"Ew," you say, as the sweat oozes down your back. "I don't do public pools." Oh yeah? You gonna drop $60 to hang out with people staying at the Holiday Inn in Midtown? Or $300 at the Ganesvoort? Oh that's right, your friend Alex's friend Nico has a pool in his building, and he was supposed to invite you last weekend but he moved it to next weekend. While you wait for him to call, we'll be at the public pool, like an American. Here are a few things to consider before you head out for a free dip.
Choose Your Destiny: Kids Or Queues
The larger the pool, the less time you'll spend in line, but the more children you'll be surrounded by. This is just Life, and the existential cost of public pools. If your core temperature is at Channing Tatum Covered In Hot Fries And Sriracha, then you probably just want to forgo the romance and jump in the water. Hamilton Fish in the Lower East Side, Astoria Park Pool, or Sunset Park Pool should do the trick. But if you're looking for a more refined experience, say, with a diving board, John Jay Pool or Tony Dapolito is where it's at. Go early, and if possible, on weekdays.
Bring A Lock
Everyone is required to bring their own small padlock (and it must be a solid lock, not one of those dinky ones you used in middle school) to keep your belongings safe in a locker.

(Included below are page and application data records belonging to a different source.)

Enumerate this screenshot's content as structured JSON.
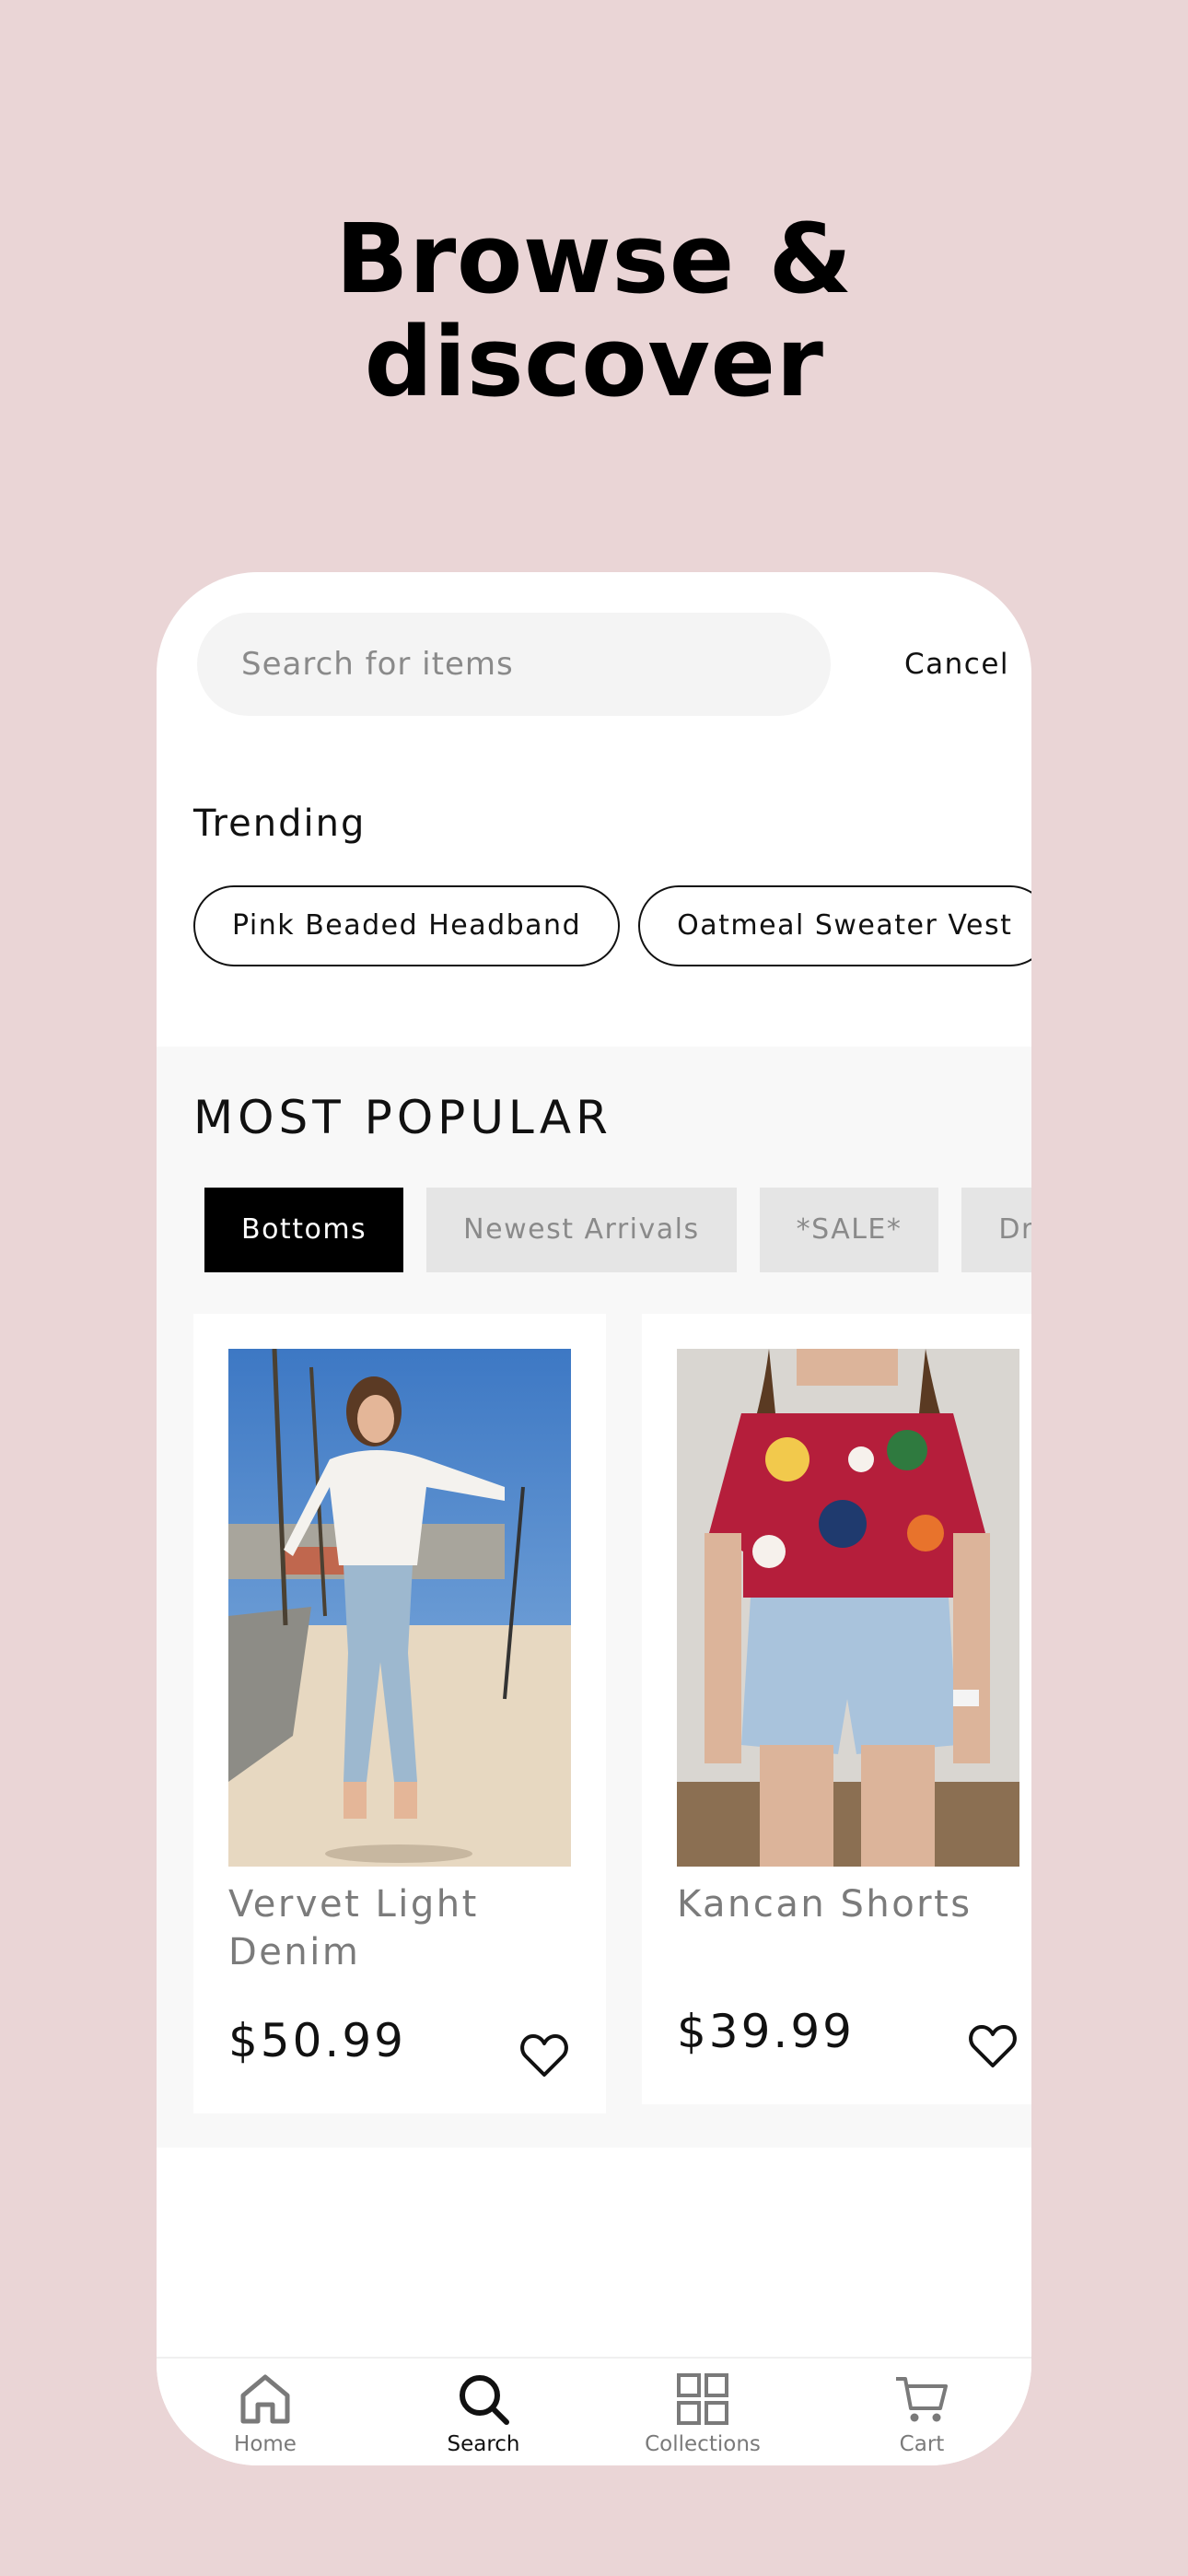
{
  "headline": {
    "line1": "Browse &",
    "line2": "discover"
  },
  "search": {
    "placeholder": "Search for items",
    "cancel_label": "Cancel"
  },
  "trending": {
    "title": "Trending",
    "items": [
      "Pink Beaded Headband",
      "Oatmeal Sweater Vest"
    ]
  },
  "popular": {
    "title": "MOST POPULAR",
    "tabs": [
      {
        "label": "Bottoms",
        "active": true
      },
      {
        "label": "Newest Arrivals",
        "active": false
      },
      {
        "label": "*SALE*",
        "active": false
      },
      {
        "label": "Dre",
        "active": false
      }
    ],
    "products": [
      {
        "name": "Vervet Light Denim",
        "price": "$50.99"
      },
      {
        "name": "Kancan Shorts",
        "price": "$39.99"
      }
    ]
  },
  "nav": {
    "items": [
      {
        "label": "Home",
        "icon": "home-icon",
        "active": false
      },
      {
        "label": "Search",
        "icon": "search-icon",
        "active": true
      },
      {
        "label": "Collections",
        "icon": "grid-icon",
        "active": false
      },
      {
        "label": "Cart",
        "icon": "cart-icon",
        "active": false
      }
    ]
  },
  "colors": {
    "background": "#ead5d6",
    "accent": "#000000"
  }
}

You will wait in line for 30 minutes before discovering this fact, then walk dejected and dry to a convenience store to buy one. It costs around $4 and will last you all summer.
Leave The Times At Home
Finding a space to lay out can be tough when it's super-crowded, but summer reading at a public pool is just as pleasant as anywhere else. Just don't bring your newspaper: it'll get confiscated. Bring that 50 Shades Of Mauve manuscript your uncle has been foisting on you all spring.
The lockers that you use to store your belongings are pretty tiny—large enough for a purse or tote or small backpack but definitely not big enough for your "day bag" or your second set of clothes you're planning on wearing at the farmer's market later. Put the sunscreen on at home, forget the Ziplock bag of brie and be surgical about your entry/exit.
Public pools probably aren't going to make you sick: they're cleaner than some private pools and were rated "pristine" in a surprise, gotcha New York Post investigation last year. A trip to the public pool isn't supposed to be an "epic journey" where the fate of your day swings on the axis of Fun. If the line wraps around the block, or the schoolbus that just came from the Popsicle Land field trip just let out, or if they're cleaning the pool and won't let anyone in (from 3 p.m. to 4 p.m.), just head to another pool. There are 64 of them, and you own them all.